__EXERCISE OBJECTIVE__.
Exact duplicates of all the records are needed.

[Dataset rows describing interfaces]
------------

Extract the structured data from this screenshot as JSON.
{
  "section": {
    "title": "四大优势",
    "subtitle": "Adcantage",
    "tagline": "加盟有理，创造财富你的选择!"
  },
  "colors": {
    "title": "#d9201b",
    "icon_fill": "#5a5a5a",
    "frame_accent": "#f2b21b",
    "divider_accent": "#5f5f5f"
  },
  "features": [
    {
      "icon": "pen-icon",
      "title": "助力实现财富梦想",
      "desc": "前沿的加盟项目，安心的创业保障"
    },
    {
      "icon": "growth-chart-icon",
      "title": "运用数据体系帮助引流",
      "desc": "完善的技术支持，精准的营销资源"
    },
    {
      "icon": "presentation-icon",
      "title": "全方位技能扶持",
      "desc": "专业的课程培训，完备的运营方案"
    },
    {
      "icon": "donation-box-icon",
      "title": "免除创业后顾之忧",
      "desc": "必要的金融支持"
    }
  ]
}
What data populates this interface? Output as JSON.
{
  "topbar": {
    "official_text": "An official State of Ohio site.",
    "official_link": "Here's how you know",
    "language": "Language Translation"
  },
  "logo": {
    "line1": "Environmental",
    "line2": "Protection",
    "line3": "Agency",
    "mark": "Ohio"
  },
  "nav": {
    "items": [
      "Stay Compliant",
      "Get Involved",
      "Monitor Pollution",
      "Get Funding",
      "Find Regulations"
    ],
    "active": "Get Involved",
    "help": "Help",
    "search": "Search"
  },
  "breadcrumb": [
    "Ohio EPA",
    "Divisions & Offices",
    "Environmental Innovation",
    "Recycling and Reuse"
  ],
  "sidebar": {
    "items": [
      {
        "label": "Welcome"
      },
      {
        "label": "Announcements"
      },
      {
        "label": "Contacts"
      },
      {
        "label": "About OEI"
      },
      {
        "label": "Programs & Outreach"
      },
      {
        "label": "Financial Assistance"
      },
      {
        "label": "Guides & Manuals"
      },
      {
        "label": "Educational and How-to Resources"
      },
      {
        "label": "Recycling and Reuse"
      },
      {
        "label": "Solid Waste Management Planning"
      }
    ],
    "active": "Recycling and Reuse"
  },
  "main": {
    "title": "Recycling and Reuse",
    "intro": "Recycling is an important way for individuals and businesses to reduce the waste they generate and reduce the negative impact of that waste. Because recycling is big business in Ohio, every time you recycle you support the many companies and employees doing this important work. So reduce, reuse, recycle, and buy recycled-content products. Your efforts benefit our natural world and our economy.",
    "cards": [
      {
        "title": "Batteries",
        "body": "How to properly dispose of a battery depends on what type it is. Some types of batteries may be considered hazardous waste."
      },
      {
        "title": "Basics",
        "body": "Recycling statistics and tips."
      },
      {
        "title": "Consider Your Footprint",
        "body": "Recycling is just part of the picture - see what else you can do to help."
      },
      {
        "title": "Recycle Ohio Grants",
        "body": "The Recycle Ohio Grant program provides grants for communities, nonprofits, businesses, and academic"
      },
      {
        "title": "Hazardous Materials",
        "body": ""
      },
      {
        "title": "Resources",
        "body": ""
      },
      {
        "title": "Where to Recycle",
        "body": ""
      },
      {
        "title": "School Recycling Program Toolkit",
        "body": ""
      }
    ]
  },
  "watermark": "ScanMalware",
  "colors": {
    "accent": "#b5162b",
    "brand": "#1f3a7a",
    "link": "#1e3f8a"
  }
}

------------

__SOLUTION TO THIS EXERCISE__.
Extract the structured data from this screenshot as JSON.
{
  "section": {
    "title": "四大优势",
    "subtitle": "Adcantage",
    "tagline": "加盟有理，创造财富你的选择!"
  },
  "colors": {
    "title": "#d9201b",
    "icon_fill": "#5a5a5a",
    "frame_accent": "#f2b21b",
    "divider_accent": "#5f5f5f"
  },
  "features": [
    {
      "icon": "pen-icon",
      "title": "助力实现财富梦想",
      "desc": "前沿的加盟项目，安心的创业保障"
    },
    {
      "icon": "growth-chart-icon",
      "title": "运用数据体系帮助引流",
      "desc": "完善的技术支持，精准的营销资源"
    },
    {
      "icon": "presentation-icon",
      "title": "全方位技能扶持",
      "desc": "专业的课程培训，完备的运营方案"
    },
    {
      "icon": "donation-box-icon",
      "title": "免除创业后顾之忧",
      "desc": "必要的金融支持"
    }
  ]
}
What data populates this interface? Output as JSON.
{
  "topbar": {
    "official_text": "An official State of Ohio site.",
    "official_link": "Here's how you know",
    "language": "Language Translation"
  },
  "logo": {
    "line1": "Environmental",
    "line2": "Protection",
    "line3": "Agency",
    "mark": "Ohio"
  },
  "nav": {
    "items": [
      "Stay Compliant",
      "Get Involved",
      "Monitor Pollution",
      "Get Funding",
      "Find Regulations"
    ],
    "active": "Get Involved",
    "help": "Help",
    "search": "Search"
  },
  "breadcrumb": [
    "Ohio EPA",
    "Divisions & Offices",
    "Environmental Innovation",
    "Recycling and Reuse"
  ],
  "sidebar": {
    "items": [
      {
        "label": "Welcome"
      },
      {
        "label": "Announcements"
      },
      {
        "label": "Contacts"
      },
      {
        "label": "About OEI"
      },
      {
        "label": "Programs & Outreach"
      },
      {
        "label": "Financial Assistance"
      },
      {
        "label": "Guides & Manuals"
      },
      {
        "label": "Educational and How-to Resources"
      },
      {
        "label": "Recycling and Reuse"
      },
      {
        "label": "Solid Waste Management Planning"
      }
    ],
    "active": "Recycling and Reuse"
  },
  "main": {
    "title": "Recycling and Reuse",
    "intro": "Recycling is an important way for individuals and businesses to reduce the waste they generate and reduce the negative impact of that waste. Because recycling is big business in Ohio, every time you recycle you support the many companies and employees doing this important work. So reduce, reuse, recycle, and buy recycled-content products. Your efforts benefit our natural world and our economy.",
    "cards": [
      {
        "title": "Batteries",
        "body": "How to properly dispose of a battery depends on what type it is. Some types of batteries may be considered hazardous waste."
      },
      {
        "title": "Basics",
        "body": "Recycling statistics and tips."
      },
      {
        "title": "Consider Your Footprint",
        "body": "Recycling is just part of the picture - see what else you can do to help."
      },
      {
        "title": "Recycle Ohio Grants",
        "body": "The Recycle Ohio Grant program provides grants for communities, nonprofits, businesses, and academic"
      },
      {
        "title": "Hazardous Materials",
        "body": ""
      },
      {
        "title": "Resources",
        "body": ""
      },
      {
        "title": "Where to Recycle",
        "body": ""
      },
      {
        "title": "School Recycling Program Toolkit",
        "body": ""
      }
    ]
  },
  "watermark": "ScanMalware",
  "colors": {
    "accent": "#b5162b",
    "brand": "#1f3a7a",
    "link": "#1e3f8a"
  }
}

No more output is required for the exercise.